Rising rates and higher inflation: how they impact your portfolio

Inflation jumped unexpectedly in August, with the consumer price index rising to 2.7% on the back of higher clothing prices, transport bills and recreation costs, according to the Office for National Statistics.

Looking ahead, there are other factors that are likely to cause the cost of living to continue to rise. Firstly, the oil price, which stands at a four-year high and has pushed the price of petrol upwards. Secondly, Brexit worries have caused the pound to weaken against other major currencies. Higher inflation could encourage the Bank of England to raise interest rates from 0.75% to 1% later this year.

What does this mean for your investment portfolio?

Rising interest rates and inflation present a huge challenge for bond investors because they erode the fixed income that a bond provides. As their popularity wanes, their prices fall (as there is less demand). This in turn causes yields to rise because they move inverse to prices.

The team behind Elite Rated TwentyFour Corporate Bond and TwentyFour Dynamic Bond funds notes that bond market volatility has returned with a vengeance.  

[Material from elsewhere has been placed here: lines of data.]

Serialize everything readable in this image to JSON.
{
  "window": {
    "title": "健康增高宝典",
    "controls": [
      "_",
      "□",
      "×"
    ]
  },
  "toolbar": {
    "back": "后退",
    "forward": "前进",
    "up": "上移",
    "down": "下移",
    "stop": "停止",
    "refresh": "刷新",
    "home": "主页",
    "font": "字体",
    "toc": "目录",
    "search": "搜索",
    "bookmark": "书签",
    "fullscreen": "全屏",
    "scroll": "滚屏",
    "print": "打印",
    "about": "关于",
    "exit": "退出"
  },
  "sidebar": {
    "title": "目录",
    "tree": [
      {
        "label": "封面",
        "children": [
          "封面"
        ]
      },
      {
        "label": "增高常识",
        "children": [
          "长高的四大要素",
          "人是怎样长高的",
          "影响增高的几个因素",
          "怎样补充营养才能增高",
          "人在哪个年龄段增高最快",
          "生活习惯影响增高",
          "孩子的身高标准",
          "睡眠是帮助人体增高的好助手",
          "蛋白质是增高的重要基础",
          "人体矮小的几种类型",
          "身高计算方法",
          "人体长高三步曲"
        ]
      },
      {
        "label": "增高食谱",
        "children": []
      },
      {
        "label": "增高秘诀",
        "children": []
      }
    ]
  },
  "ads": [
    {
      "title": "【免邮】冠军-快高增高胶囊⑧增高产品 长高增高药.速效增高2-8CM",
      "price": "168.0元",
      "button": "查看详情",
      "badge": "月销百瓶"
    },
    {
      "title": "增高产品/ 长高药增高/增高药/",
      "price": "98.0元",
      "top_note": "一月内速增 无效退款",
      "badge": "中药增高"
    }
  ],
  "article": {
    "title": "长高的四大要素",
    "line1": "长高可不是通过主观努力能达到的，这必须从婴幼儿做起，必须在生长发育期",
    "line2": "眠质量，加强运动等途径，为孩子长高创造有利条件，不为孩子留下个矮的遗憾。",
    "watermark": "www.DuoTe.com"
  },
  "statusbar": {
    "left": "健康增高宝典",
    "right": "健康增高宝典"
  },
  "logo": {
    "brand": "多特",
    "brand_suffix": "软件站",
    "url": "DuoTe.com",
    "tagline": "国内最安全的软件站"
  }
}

“After a long period of relative calm, markets are struggling to navigate an increasingly unpredictable geopolitical climate,” a spokesperson said.

2018 has so far shown how bond portfolios can suffer in these conditions: trapped between the capital-eroding effects of rising rates in the UK (and even more so in the US) and mark-to-market misery of volatility.

Swerving the difficulties

One way for investors to swerve the difficulties of a difficult bond market is to use a strategic bond fund. These strategies have grown in popularity over the past decade and allow fund managers to diversify their bond investments across a range of markets and sectors, shifting allocations as they see fit.

Strategic bonds, such as Jupiter Strategic Bond and GAM Star Credit Opportunities, are able to make use of investments like floating rate bonds (which pay a variable – or floating – coupon rate that can be linked to government bond yields) and convertible bonds (fixed income instruments that can be converted to equities) to mitigate some of the challenges associated with traditional bonds.

What about equities?

When bond yields go up, historic evidence indicates that equities rise too, according to Legal & General Investment Management. Looking back at the last four decades, it found 16 periods where US Treasury yields rose sharply. And in 14 of these time periods, the S&P also moved upwards, on average, by more than 7%.

If yields are rising, Legal & General says it’s important to consider the reasons behind this. For example, stronger growth or declining deflation risk normally spells good news for equities. However, this isn’t the case if yields are higher because of hyperinflation worries. Equities can generally cope well with a slow rise, while sharp moves are more problematic.

Past performance is not a reliable guide to future returns. You may not get back the amount originally invested, and tax rules can change over time. The views of the author and any people interviewed are their own and do not constitute financial advice. However the knowledge that professional analysts have analysed a fund or trust in depth before assigning them a rating can be a valuable additional filter for anyone looking to make their own decisions.